What you will do:
Make an exact copy of the entries that come next.

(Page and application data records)
● ● ●

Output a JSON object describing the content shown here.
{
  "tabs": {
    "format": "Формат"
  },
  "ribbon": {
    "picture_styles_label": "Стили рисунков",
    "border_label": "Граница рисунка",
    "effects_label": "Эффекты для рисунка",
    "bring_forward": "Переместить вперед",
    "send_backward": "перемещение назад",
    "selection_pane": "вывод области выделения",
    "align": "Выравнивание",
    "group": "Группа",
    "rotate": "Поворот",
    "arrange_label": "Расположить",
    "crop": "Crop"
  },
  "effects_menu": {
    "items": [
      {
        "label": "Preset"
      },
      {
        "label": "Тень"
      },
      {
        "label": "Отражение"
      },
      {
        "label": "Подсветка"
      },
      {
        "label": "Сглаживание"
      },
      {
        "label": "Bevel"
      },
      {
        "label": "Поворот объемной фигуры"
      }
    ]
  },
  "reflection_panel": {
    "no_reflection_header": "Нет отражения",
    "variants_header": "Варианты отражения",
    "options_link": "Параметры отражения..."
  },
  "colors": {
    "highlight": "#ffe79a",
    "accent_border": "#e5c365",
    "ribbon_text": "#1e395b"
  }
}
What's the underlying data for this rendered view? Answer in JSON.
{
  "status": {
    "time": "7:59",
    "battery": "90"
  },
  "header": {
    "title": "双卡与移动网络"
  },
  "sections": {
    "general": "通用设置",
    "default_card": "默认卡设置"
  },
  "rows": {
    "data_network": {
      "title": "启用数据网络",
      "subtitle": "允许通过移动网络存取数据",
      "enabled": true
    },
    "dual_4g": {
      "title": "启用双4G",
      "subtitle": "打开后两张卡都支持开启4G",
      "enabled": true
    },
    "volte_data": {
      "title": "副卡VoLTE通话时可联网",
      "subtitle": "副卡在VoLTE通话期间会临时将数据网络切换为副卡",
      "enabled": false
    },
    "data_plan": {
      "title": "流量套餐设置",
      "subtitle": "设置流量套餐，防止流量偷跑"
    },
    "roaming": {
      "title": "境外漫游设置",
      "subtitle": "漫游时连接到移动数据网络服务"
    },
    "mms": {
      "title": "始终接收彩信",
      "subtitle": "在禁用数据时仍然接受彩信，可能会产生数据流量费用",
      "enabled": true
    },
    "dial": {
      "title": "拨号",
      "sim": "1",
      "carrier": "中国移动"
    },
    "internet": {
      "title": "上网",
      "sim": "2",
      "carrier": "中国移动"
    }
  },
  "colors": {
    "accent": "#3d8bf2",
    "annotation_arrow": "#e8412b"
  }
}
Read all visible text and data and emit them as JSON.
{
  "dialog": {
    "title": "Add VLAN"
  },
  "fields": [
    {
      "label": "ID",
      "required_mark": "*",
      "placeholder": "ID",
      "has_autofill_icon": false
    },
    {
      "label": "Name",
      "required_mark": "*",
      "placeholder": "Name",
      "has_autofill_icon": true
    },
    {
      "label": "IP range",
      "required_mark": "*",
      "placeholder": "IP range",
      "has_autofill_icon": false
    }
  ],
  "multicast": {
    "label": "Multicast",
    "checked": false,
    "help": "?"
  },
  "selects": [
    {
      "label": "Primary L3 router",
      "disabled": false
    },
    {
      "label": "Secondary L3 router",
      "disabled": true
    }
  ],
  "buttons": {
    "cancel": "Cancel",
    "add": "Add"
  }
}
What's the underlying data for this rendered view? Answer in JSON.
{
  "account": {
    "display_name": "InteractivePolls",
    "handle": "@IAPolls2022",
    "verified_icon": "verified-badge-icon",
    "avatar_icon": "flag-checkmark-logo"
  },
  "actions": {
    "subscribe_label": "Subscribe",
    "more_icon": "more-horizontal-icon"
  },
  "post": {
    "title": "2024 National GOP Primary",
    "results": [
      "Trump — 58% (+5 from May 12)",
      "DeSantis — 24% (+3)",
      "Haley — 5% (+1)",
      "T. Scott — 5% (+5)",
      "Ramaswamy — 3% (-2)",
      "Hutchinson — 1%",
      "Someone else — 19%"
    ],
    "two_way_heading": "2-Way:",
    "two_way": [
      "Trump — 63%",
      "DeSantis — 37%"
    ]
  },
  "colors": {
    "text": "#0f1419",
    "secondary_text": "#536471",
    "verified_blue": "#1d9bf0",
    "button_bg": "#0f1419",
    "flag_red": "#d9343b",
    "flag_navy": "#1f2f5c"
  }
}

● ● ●

Exercise output:
Output a JSON object describing the content shown here.
{
  "tabs": {
    "format": "Формат"
  },
  "ribbon": {
    "picture_styles_label": "Стили рисунков",
    "border_label": "Граница рисунка",
    "effects_label": "Эффекты для рисунка",
    "bring_forward": "Переместить вперед",
    "send_backward": "перемещение назад",
    "selection_pane": "вывод области выделения",
    "align": "Выравнивание",
    "group": "Группа",
    "rotate": "Поворот",
    "arrange_label": "Расположить",
    "crop": "Crop"
  },
  "effects_menu": {
    "items": [
      {
        "label": "Preset"
      },
      {
        "label": "Тень"
      },
      {
        "label": "Отражение"
      },
      {
        "label": "Подсветка"
      },
      {
        "label": "Сглаживание"
      },
      {
        "label": "Bevel"
      },
      {
        "label": "Поворот объемной фигуры"
      }
    ]
  },
  "reflection_panel": {
    "no_reflection_header": "Нет отражения",
    "variants_header": "Варианты отражения",
    "options_link": "Параметры отражения..."
  },
  "colors": {
    "highlight": "#ffe79a",
    "accent_border": "#e5c365",
    "ribbon_text": "#1e395b"
  }
}
What's the underlying data for this rendered view? Answer in JSON.
{
  "status": {
    "time": "7:59",
    "battery": "90"
  },
  "header": {
    "title": "双卡与移动网络"
  },
  "sections": {
    "general": "通用设置",
    "default_card": "默认卡设置"
  },
  "rows": {
    "data_network": {
      "title": "启用数据网络",
      "subtitle": "允许通过移动网络存取数据",
      "enabled": true
    },
    "dual_4g": {
      "title": "启用双4G",
      "subtitle": "打开后两张卡都支持开启4G",
      "enabled": true
    },
    "volte_data": {
      "title": "副卡VoLTE通话时可联网",
      "subtitle": "副卡在VoLTE通话期间会临时将数据网络切换为副卡",
      "enabled": false
    },
    "data_plan": {
      "title": "流量套餐设置",
      "subtitle": "设置流量套餐，防止流量偷跑"
    },
    "roaming": {
      "title": "境外漫游设置",
      "subtitle": "漫游时连接到移动数据网络服务"
    },
    "mms": {
      "title": "始终接收彩信",
      "subtitle": "在禁用数据时仍然接受彩信，可能会产生数据流量费用",
      "enabled": true
    },
    "dial": {
      "title": "拨号",
      "sim": "1",
      "carrier": "中国移动"
    },
    "internet": {
      "title": "上网",
      "sim": "2",
      "carrier": "中国移动"
    }
  },
  "colors": {
    "accent": "#3d8bf2",
    "annotation_arrow": "#e8412b"
  }
}
Read all visible text and data and emit them as JSON.
{
  "dialog": {
    "title": "Add VLAN"
  },
  "fields": [
    {
      "label": "ID",
      "required_mark": "*",
      "placeholder": "ID",
      "has_autofill_icon": false
    },
    {
      "label": "Name",
      "required_mark": "*",
      "placeholder": "Name",
      "has_autofill_icon": true
    },
    {
      "label": "IP range",
      "required_mark": "*",
      "placeholder": "IP range",
      "has_autofill_icon": false
    }
  ],
  "multicast": {
    "label": "Multicast",
    "checked": false,
    "help": "?"
  },
  "selects": [
    {
      "label": "Primary L3 router",
      "disabled": false
    },
    {
      "label": "Secondary L3 router",
      "disabled": true
    }
  ],
  "buttons": {
    "cancel": "Cancel",
    "add": "Add"
  }
}
What's the underlying data for this rendered view? Answer in JSON.
{
  "account": {
    "display_name": "InteractivePolls",
    "handle": "@IAPolls2022",
    "verified_icon": "verified-badge-icon",
    "avatar_icon": "flag-checkmark-logo"
  },
  "actions": {
    "subscribe_label": "Subscribe",
    "more_icon": "more-horizontal-icon"
  },
  "post": {
    "title": "2024 National GOP Primary",
    "results": [
      "Trump — 58% (+5 from May 12)",
      "DeSantis — 24% (+3)",
      "Haley — 5% (+1)",
      "T. Scott — 5% (+5)",
      "Ramaswamy — 3% (-2)",
      "Hutchinson — 1%",
      "Someone else — 19%"
    ],
    "two_way_heading": "2-Way:",
    "two_way": [
      "Trump — 63%",
      "DeSantis — 37%"
    ]
  },
  "colors": {
    "text": "#0f1419",
    "secondary_text": "#536471",
    "verified_blue": "#1d9bf0",
    "button_bg": "#0f1419",
    "flag_red": "#d9343b",
    "flag_navy": "#1f2f5c"
  }
}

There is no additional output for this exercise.